*** Opening DATA SHOWN ***

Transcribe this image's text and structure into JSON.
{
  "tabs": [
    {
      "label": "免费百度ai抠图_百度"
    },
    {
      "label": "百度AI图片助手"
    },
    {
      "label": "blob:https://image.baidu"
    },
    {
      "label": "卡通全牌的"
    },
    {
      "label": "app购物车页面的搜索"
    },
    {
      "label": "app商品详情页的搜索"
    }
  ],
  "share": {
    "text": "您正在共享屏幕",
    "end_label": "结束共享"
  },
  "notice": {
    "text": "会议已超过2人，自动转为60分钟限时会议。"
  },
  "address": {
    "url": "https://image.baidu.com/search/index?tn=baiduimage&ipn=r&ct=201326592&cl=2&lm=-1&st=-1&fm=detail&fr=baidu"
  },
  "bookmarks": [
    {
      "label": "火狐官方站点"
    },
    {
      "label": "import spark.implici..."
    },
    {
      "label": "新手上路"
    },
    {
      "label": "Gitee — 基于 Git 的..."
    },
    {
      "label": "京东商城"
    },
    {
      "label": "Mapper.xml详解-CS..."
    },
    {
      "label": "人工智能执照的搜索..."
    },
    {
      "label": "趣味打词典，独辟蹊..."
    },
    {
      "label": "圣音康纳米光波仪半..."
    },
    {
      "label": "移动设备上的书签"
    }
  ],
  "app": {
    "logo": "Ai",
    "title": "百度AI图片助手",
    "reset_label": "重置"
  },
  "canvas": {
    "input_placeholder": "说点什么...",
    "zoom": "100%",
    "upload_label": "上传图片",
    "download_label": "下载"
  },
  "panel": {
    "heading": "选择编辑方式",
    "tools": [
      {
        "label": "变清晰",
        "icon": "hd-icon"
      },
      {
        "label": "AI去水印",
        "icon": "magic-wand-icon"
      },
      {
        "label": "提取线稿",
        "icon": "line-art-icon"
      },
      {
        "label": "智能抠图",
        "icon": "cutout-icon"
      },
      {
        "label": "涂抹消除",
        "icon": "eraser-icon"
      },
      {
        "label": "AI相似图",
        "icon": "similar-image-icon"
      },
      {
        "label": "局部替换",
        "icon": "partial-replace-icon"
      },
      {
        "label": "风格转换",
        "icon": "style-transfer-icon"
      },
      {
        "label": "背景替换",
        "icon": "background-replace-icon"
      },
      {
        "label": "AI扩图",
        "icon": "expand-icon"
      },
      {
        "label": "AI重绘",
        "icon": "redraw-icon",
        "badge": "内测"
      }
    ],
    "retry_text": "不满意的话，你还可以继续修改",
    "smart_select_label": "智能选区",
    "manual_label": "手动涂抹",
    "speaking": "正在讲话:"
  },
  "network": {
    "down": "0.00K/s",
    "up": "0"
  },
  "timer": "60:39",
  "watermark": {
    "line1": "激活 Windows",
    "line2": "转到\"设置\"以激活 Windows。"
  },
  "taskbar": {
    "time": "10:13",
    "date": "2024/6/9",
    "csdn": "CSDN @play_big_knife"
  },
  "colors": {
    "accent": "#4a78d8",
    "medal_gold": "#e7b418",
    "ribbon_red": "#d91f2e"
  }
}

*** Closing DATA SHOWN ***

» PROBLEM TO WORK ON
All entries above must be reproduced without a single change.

» RESPONSE
Transcribe this image's text and structure into JSON.
{
  "tabs": [
    {
      "label": "免费百度ai抠图_百度"
    },
    {
      "label": "百度AI图片助手"
    },
    {
      "label": "blob:https://image.baidu"
    },
    {
      "label": "卡通全牌的"
    },
    {
      "label": "app购物车页面的搜索"
    },
    {
      "label": "app商品详情页的搜索"
    }
  ],
  "share": {
    "text": "您正在共享屏幕",
    "end_label": "结束共享"
  },
  "notice": {
    "text": "会议已超过2人，自动转为60分钟限时会议。"
  },
  "address": {
    "url": "https://image.baidu.com/search/index?tn=baiduimage&ipn=r&ct=201326592&cl=2&lm=-1&st=-1&fm=detail&fr=baidu"
  },
  "bookmarks": [
    {
      "label": "火狐官方站点"
    },
    {
      "label": "import spark.implici..."
    },
    {
      "label": "新手上路"
    },
    {
      "label": "Gitee — 基于 Git 的..."
    },
    {
      "label": "京东商城"
    },
    {
      "label": "Mapper.xml详解-CS..."
    },
    {
      "label": "人工智能执照的搜索..."
    },
    {
      "label": "趣味打词典，独辟蹊..."
    },
    {
      "label": "圣音康纳米光波仪半..."
    },
    {
      "label": "移动设备上的书签"
    }
  ],
  "app": {
    "logo": "Ai",
    "title": "百度AI图片助手",
    "reset_label": "重置"
  },
  "canvas": {
    "input_placeholder": "说点什么...",
    "zoom": "100%",
    "upload_label": "上传图片",
    "download_label": "下载"
  },
  "panel": {
    "heading": "选择编辑方式",
    "tools": [
      {
        "label": "变清晰",
        "icon": "hd-icon"
      },
      {
        "label": "AI去水印",
        "icon": "magic-wand-icon"
      },
      {
        "label": "提取线稿",
        "icon": "line-art-icon"
      },
      {
        "label": "智能抠图",
        "icon": "cutout-icon"
      },
      {
        "label": "涂抹消除",
        "icon": "eraser-icon"
      },
      {
        "label": "AI相似图",
        "icon": "similar-image-icon"
      },
      {
        "label": "局部替换",
        "icon": "partial-replace-icon"
      },
      {
        "label": "风格转换",
        "icon": "style-transfer-icon"
      },
      {
        "label": "背景替换",
        "icon": "background-replace-icon"
      },
      {
        "label": "AI扩图",
        "icon": "expand-icon"
      },
      {
        "label": "AI重绘",
        "icon": "redraw-icon",
        "badge": "内测"
      }
    ],
    "retry_text": "不满意的话，你还可以继续修改",
    "smart_select_label": "智能选区",
    "manual_label": "手动涂抹",
    "speaking": "正在讲话:"
  },
  "network": {
    "down": "0.00K/s",
    "up": "0"
  },
  "timer": "60:39",
  "watermark": {
    "line1": "激活 Windows",
    "line2": "转到\"设置\"以激活 Windows。"
  },
  "taskbar": {
    "time": "10:13",
    "date": "2024/6/9",
    "csdn": "CSDN @play_big_knife"
  },
  "colors": {
    "accent": "#4a78d8",
    "medal_gold": "#e7b418",
    "ribbon_red": "#d91f2e"
  }
}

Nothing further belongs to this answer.